The World Bank on Wednesday cut its economic growth forecasts for sub-Saharan Africa for 2019 to 2021 by 0.2 percentage points from its earlier projection, citing a slowdown in fixed investment and policy uncertainty in the global economy. The bank said the region’s economy was expected to grow 2.6 per cent this year from a 2.8 per cent projection in April. It said growth would rise to 3.1 per cent in 2020 and 3.2 per cent in 2021.
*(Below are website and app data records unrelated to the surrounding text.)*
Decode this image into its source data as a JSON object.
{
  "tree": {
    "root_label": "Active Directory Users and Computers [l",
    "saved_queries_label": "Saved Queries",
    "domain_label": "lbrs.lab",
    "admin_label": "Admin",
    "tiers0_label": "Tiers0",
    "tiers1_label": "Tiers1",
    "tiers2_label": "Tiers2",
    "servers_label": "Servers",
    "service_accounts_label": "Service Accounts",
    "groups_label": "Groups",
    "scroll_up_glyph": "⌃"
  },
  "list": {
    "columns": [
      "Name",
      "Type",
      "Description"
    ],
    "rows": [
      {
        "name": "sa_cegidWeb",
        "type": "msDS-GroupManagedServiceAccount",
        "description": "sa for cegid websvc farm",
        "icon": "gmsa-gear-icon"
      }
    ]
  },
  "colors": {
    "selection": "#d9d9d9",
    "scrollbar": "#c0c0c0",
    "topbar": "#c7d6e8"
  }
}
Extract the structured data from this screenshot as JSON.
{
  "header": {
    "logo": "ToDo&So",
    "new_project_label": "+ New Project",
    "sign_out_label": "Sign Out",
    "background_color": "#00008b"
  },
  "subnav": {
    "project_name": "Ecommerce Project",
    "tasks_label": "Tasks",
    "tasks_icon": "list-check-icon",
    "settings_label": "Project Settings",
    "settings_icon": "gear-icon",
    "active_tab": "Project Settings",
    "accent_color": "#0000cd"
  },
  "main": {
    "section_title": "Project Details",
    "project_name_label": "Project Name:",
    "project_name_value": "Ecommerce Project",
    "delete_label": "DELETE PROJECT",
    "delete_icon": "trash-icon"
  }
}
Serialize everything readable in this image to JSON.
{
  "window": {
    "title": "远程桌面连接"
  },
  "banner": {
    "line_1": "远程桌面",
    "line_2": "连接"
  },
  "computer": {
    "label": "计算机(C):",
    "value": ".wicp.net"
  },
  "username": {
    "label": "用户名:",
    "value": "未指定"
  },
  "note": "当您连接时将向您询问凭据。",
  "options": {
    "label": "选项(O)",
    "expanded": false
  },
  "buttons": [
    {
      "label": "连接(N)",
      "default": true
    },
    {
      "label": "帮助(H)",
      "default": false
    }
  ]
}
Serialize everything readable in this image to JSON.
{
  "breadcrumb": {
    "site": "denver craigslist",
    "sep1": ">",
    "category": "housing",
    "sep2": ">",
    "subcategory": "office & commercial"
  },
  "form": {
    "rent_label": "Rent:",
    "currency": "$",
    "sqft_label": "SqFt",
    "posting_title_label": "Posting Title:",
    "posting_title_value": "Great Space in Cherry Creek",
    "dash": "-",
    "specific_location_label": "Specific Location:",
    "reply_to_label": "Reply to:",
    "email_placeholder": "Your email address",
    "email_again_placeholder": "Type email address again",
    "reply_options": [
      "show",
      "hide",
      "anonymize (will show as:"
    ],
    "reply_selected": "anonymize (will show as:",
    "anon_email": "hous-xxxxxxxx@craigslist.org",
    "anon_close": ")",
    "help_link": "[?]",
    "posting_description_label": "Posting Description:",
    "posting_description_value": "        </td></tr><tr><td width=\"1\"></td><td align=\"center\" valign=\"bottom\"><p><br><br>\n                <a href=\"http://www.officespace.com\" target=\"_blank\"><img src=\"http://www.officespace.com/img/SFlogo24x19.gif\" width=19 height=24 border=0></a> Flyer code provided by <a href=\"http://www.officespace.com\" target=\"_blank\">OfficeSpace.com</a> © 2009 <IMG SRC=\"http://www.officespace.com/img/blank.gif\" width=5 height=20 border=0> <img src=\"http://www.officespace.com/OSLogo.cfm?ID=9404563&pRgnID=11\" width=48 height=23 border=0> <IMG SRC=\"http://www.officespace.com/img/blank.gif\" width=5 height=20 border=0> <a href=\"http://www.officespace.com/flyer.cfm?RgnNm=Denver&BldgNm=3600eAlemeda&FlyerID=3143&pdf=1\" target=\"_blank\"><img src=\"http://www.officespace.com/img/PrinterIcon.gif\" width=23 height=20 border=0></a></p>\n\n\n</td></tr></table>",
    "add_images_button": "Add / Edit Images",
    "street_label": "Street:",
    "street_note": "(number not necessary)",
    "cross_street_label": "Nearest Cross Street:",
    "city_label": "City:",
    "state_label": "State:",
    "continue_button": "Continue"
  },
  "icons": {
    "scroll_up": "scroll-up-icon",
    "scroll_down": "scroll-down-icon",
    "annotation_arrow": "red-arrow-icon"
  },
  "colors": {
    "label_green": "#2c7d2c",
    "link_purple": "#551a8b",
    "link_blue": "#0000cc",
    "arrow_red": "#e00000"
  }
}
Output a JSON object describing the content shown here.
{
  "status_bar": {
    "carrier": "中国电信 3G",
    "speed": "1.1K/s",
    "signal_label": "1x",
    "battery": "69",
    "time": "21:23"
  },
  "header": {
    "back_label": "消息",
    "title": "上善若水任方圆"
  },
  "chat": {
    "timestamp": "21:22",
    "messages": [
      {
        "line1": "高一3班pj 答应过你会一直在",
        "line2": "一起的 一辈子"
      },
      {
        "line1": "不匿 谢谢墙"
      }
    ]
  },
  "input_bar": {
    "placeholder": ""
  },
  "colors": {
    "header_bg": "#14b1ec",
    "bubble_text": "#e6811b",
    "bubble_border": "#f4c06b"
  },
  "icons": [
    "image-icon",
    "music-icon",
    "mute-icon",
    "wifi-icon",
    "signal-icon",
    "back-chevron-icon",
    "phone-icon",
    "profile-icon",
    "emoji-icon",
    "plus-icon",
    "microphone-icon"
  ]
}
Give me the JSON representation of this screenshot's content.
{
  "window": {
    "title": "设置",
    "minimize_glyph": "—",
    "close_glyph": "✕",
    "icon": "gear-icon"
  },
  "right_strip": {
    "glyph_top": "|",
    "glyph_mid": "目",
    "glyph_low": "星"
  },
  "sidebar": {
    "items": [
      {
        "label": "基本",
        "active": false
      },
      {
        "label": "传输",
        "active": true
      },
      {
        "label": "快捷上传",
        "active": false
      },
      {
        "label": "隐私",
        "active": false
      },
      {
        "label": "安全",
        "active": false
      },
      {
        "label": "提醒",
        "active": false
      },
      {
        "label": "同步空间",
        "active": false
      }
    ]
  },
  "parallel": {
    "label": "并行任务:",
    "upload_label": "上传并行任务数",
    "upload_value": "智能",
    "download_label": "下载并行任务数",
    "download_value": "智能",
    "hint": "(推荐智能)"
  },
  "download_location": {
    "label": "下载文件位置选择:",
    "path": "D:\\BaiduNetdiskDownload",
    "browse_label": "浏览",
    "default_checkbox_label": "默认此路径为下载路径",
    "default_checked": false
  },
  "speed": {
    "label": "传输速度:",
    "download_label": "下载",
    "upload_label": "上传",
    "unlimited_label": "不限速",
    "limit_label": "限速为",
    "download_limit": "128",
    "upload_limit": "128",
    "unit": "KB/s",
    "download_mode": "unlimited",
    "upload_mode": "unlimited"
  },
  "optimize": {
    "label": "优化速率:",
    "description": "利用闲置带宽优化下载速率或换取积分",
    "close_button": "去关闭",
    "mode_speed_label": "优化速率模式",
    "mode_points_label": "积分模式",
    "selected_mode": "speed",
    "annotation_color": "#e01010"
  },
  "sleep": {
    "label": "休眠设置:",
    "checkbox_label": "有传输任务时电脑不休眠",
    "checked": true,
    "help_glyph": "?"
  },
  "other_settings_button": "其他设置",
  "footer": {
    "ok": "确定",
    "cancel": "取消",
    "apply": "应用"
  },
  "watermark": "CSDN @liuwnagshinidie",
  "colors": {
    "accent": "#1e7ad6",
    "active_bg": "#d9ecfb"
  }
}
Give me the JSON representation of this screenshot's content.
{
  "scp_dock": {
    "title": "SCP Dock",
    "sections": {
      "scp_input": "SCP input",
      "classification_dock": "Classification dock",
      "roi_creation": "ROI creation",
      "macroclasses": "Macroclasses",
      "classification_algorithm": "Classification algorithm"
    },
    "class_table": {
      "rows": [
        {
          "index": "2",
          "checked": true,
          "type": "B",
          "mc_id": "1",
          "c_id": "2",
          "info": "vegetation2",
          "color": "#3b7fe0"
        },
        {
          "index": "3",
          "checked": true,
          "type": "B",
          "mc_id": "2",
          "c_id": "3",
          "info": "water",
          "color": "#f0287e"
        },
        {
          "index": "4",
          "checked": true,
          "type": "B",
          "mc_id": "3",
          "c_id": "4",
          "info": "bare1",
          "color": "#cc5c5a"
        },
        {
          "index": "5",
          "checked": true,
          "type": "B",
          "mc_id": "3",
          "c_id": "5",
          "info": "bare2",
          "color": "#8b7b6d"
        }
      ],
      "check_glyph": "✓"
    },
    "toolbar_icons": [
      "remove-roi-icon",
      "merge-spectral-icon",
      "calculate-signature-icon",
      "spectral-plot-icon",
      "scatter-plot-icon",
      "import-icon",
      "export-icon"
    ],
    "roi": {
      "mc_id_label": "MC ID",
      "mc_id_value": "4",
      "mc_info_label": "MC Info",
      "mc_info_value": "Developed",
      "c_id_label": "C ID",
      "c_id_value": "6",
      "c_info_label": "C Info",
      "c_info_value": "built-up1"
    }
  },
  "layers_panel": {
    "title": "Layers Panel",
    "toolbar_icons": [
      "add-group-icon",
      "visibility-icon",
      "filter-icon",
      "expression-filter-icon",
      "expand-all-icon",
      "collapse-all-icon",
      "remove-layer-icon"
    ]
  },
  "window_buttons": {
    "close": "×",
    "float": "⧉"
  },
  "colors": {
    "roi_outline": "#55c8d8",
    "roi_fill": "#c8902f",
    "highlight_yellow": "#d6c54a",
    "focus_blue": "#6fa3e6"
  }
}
“Despite some improvements, the external environment is expected to remain difficult and uncertain for the region,” the bank said in its October Africa’s Pulse report. China and the United States, the world’s leading economies, this year imposed new tariffs on each other’s goods as part of a long-running dispute over Beijing’s trading practices which Washington says are unfair. Those tensions, plus softening global growth and falling commodity prices, compounded by the slow pace of reforms in African countries, “are weighing on activity across the region”, the bank said.
On the continent, drought, security threats, increases in the cost of public borrowing and private investment are also slowing growth.
Nigeria, South Africa and Angola, which make up about 60 per cent of sub-Saharan Africa’s annual economic output, are all facing various impediments, the bank said. Nigeria’s economy is expected to grow 2.0 per cent this year, compared with the previous forecast of 2.1 per cent in April and to expand to 2.1 per cent in 2020 and 2021 which are 0.1 and 0.3 percentage points lower than the April forecasts, respectively.
“The medium-term growth outlook continues to be constrained by a weak macroeconomic policy environment and slow policy implementation,” the bank said, citing multiple exchange rates, foreign exchange restrictions, high inflation, and low non-oil revenues among other obstacles.